__WHAT YOU NEED TO DO__. Go through the listing below and return each line that includes "Samstag".

-- Opening Marker --

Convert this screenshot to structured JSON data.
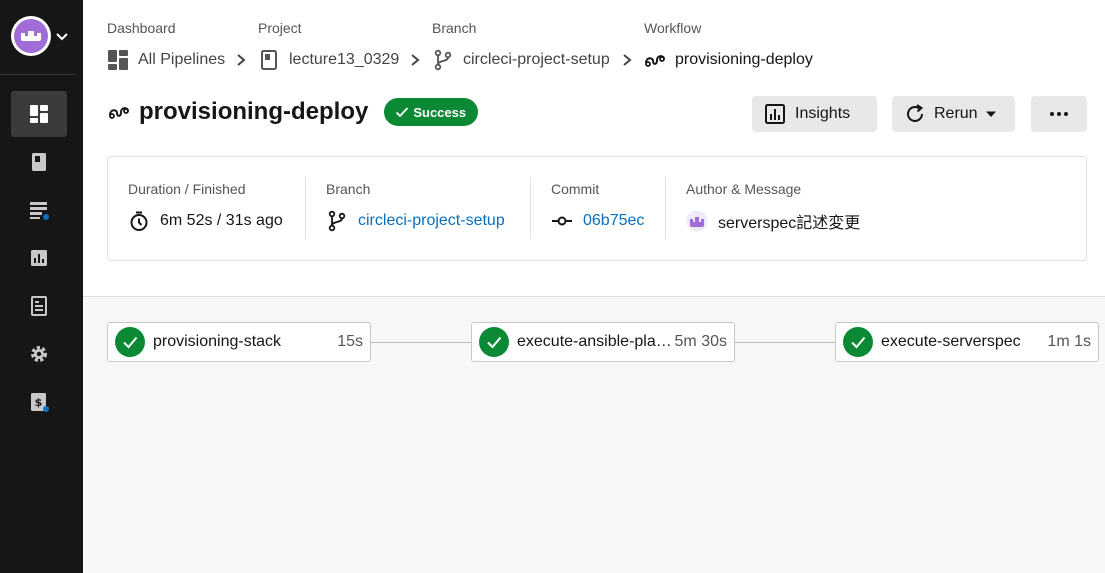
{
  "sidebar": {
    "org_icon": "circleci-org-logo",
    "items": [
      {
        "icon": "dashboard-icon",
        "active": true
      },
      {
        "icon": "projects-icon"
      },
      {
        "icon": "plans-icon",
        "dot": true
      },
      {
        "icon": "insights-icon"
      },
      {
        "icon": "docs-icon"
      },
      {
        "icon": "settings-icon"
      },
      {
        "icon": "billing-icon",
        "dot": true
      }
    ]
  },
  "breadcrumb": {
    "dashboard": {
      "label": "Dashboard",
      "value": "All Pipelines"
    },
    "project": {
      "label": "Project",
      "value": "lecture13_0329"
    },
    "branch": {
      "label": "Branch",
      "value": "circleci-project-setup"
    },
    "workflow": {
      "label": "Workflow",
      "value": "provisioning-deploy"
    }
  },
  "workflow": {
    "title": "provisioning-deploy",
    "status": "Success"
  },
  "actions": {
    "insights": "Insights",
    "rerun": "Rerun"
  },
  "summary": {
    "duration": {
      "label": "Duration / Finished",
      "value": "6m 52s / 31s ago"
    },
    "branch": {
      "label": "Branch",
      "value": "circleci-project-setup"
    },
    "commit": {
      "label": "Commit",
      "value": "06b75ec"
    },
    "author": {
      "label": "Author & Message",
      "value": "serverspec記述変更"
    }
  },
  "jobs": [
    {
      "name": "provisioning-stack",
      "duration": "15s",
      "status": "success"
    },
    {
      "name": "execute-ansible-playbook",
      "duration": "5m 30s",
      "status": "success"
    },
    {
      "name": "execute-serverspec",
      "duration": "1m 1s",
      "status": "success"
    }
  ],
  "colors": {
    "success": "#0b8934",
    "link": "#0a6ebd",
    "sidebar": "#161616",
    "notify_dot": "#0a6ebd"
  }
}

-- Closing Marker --
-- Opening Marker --

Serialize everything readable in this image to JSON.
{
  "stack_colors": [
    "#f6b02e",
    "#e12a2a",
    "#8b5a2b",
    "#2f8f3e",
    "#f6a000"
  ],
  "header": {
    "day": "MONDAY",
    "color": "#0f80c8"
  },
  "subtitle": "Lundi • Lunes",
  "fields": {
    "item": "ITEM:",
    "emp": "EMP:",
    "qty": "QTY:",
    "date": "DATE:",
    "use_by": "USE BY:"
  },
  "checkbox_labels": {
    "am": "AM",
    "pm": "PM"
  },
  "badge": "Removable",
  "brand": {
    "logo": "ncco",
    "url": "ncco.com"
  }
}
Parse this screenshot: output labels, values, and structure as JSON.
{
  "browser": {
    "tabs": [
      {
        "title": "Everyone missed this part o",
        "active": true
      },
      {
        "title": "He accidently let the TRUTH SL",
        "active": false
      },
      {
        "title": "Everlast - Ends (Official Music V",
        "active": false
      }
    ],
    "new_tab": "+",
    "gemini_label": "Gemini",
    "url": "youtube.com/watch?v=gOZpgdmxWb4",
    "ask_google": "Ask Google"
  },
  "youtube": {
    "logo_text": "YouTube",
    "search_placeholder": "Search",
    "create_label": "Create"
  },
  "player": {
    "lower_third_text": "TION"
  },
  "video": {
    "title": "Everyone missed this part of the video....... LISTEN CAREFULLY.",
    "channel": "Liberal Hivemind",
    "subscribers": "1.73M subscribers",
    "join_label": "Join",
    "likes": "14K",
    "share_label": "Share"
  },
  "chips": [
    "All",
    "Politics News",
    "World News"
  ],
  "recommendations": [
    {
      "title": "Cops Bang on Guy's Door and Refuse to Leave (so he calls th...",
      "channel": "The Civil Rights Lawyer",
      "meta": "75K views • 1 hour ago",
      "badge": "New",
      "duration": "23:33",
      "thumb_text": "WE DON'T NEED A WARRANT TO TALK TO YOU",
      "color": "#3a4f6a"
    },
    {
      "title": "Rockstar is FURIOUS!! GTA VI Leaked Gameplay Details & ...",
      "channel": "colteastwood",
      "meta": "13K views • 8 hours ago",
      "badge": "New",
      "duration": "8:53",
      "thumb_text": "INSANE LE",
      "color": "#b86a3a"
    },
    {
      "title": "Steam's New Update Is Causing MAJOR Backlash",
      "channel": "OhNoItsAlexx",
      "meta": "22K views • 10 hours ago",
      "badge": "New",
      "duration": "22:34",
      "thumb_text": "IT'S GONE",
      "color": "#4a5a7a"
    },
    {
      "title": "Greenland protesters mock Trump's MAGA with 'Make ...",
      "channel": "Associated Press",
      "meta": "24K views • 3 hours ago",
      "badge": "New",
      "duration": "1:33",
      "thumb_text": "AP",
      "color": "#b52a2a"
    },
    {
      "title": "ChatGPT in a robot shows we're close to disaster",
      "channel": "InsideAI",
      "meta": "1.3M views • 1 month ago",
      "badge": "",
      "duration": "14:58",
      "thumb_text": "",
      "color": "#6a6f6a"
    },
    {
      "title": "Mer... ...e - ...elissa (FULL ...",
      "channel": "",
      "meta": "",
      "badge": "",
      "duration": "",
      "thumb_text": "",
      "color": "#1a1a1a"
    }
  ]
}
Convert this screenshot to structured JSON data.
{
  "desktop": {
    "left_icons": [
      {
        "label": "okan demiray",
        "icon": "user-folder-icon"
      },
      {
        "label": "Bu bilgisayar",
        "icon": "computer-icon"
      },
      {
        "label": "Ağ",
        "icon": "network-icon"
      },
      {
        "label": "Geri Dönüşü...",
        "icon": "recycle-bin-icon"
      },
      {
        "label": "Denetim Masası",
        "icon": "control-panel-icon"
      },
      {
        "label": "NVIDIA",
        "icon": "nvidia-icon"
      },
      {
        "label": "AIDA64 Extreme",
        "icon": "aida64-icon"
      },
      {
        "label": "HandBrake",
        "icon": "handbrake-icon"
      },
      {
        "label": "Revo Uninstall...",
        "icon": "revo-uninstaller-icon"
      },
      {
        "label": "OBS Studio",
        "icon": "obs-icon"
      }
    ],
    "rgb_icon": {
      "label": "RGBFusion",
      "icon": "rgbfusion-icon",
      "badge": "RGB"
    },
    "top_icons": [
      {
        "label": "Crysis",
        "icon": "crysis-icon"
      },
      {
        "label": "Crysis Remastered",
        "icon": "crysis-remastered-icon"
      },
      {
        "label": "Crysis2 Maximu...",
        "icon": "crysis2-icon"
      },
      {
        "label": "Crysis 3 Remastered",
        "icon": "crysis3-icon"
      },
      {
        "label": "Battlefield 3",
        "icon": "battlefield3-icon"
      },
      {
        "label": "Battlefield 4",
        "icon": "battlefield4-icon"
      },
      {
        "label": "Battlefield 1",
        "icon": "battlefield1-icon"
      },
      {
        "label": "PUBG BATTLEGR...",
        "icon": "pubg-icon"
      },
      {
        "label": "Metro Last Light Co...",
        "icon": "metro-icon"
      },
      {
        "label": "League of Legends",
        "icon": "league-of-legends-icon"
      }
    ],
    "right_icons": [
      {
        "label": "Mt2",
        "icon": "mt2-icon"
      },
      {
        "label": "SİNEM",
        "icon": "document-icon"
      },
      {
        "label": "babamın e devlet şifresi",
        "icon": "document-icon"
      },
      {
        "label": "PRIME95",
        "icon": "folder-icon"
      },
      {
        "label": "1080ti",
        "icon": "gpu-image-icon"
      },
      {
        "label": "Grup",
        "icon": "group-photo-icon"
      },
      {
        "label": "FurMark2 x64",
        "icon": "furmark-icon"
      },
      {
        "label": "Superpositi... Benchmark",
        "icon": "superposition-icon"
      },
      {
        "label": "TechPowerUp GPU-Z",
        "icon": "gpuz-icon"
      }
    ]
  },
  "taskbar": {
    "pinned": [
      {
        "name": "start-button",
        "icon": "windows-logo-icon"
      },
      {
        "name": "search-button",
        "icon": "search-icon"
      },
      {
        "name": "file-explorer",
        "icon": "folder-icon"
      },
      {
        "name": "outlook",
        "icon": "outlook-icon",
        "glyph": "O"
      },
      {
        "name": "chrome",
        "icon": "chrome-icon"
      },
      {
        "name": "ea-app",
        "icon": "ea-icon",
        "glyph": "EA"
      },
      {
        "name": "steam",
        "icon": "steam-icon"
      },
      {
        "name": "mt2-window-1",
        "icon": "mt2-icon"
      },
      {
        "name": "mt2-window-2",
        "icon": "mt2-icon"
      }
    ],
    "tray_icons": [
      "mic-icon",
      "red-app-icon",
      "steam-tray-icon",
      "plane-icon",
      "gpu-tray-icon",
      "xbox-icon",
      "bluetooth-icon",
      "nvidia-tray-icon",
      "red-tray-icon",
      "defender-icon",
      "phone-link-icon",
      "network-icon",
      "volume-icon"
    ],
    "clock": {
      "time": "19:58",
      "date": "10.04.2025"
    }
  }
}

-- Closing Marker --
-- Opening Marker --

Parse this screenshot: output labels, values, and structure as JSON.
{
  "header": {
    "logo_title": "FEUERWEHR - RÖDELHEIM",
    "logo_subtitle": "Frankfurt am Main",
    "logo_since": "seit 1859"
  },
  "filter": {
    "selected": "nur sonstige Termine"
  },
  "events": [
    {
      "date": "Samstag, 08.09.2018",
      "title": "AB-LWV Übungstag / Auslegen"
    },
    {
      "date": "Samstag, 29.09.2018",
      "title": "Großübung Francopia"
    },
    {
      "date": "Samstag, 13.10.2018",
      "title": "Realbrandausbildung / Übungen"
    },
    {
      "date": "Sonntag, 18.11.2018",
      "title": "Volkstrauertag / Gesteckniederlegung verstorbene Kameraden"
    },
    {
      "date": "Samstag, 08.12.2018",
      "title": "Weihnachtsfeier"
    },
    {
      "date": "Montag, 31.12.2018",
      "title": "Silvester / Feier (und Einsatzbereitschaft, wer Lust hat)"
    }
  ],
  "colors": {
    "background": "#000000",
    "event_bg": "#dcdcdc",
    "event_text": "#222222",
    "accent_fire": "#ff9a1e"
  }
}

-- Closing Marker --

__RESPONSE TO THIS TASK__.
      "date": "Samstag, 08.09.2018",
      "date": "Samstag, 29.09.2018",
      "date": "Samstag, 13.10.2018",
      "date": "Samstag, 08.12.2018",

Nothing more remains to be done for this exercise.